Operation Greif – During the Battle of the Bulge in 1944, units of English speaking German soldiers used captured American and British uniforms, vehicles and equipment to slip behind Allied lines with the intent of causing chaos. The units were unable to achieve the primary goal of capturing and destroying bridges, but they did succeed in creating confusion by passing false orders and misdirecting Allied troops. In addition, the operation caused panic with the U.S. command when news spread that any soldier in American uniforms could actually be a German saboteur, culminating in the fear that these infiltrators would attempt to capture General Dwight Eisenhower.

Blue House Raid – On January 21, 1968, North Korea attempted to assassinate South Korean President Park Chung Hee by sending 31 elite commandos into Seoul disguised as South Korean soldiers. The infiltrators managed to get close the president’s residence at the Blue House before they were challenged by security and exposed. They fled and spent the following week trying to battle their way back to the DMZ. Ultimately they were all hunted down and killed except one who was captured (though it is possible that another managed to escape). It was while U.S. and Republic of Korea forces were pursing the commandos that the USS Pueblo was seized by North Korea, making it one of the few U.S. ships lost since WWII.

Seizure of the steamer St. Nicholas 1861- Disguised as a French coquette, Confederate officer Richard Thomas Zarvona hijacked the steamer St. Nicholas in Baltimore. After seizing the vessel, Zarvona conducted several raids on ships in the Chesapeake Bay diverting the cargo to the South. Hailed as a hero on his return to Richmond, Zarvona disguised himself as “The French Lady,” again with the goal of capturing another ship but was ultimately caught and imprisoned by the Union.

Categories: Foreign Forces, Merchant Marine, U.S. Navy
Sam LaGrone

About Sam LaGrone
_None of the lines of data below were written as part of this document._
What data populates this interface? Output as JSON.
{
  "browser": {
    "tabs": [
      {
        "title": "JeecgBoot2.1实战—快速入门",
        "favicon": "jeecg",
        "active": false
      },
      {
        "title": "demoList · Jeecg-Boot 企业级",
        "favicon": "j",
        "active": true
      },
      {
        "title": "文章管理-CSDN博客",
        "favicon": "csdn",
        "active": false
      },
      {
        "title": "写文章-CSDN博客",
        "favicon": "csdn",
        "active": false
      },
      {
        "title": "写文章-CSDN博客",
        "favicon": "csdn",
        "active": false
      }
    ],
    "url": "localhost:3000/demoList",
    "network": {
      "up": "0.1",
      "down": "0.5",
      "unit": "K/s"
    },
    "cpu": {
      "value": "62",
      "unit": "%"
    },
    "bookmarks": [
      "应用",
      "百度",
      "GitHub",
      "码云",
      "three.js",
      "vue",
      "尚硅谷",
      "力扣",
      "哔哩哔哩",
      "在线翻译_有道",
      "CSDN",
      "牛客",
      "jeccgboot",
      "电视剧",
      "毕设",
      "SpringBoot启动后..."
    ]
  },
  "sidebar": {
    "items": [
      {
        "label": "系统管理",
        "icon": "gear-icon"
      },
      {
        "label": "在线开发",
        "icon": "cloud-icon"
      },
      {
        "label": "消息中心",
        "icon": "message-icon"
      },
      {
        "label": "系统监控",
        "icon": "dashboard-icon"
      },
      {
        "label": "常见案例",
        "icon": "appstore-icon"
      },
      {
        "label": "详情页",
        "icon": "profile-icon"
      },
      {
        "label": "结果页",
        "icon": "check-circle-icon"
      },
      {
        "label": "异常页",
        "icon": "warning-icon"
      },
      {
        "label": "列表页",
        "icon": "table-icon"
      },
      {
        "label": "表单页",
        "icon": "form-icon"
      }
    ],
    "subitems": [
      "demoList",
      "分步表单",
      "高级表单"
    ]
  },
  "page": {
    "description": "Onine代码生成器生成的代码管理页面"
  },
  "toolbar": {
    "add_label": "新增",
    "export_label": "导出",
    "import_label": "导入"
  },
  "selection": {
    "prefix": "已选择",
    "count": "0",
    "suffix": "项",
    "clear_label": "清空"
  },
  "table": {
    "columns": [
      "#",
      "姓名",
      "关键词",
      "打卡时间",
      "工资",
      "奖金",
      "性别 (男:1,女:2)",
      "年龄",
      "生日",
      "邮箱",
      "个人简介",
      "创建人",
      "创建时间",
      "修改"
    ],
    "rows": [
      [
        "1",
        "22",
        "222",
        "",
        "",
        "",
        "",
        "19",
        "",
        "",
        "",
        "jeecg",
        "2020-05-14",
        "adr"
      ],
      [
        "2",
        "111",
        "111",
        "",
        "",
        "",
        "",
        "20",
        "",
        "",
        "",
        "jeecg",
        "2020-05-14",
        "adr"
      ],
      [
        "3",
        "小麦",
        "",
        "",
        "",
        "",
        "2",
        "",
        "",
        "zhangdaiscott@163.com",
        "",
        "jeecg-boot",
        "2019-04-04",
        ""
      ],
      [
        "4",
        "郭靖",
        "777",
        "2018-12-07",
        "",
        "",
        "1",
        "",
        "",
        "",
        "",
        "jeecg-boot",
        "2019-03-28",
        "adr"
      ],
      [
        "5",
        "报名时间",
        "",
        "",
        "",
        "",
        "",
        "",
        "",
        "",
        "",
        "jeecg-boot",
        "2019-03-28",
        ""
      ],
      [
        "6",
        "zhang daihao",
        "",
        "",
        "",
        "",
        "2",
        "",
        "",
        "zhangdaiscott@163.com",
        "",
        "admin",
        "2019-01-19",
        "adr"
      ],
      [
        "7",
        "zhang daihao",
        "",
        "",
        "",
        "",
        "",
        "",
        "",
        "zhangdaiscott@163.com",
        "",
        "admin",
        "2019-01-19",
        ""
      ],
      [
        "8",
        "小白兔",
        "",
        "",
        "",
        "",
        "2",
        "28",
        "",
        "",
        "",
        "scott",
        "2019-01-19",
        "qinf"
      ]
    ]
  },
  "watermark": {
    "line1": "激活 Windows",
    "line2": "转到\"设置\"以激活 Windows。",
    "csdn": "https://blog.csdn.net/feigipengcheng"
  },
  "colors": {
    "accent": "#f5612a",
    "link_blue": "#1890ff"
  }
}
Sam LaGrone is the USNI Online Editor at the U.S. Naval Institute.
He was formerly the U.S. Maritime Correspondent for the Washington D.C. bureau of Jane’s Defence Weekly and Jane’s Navy International. In his role he covered legislation, acquisition and operations for the Sea Services and spent time underway with the U.S. Navy, U.S. Marine Corps and the Canadian Navy.
Sam is a 2003 graduate of Virginia Military Institute.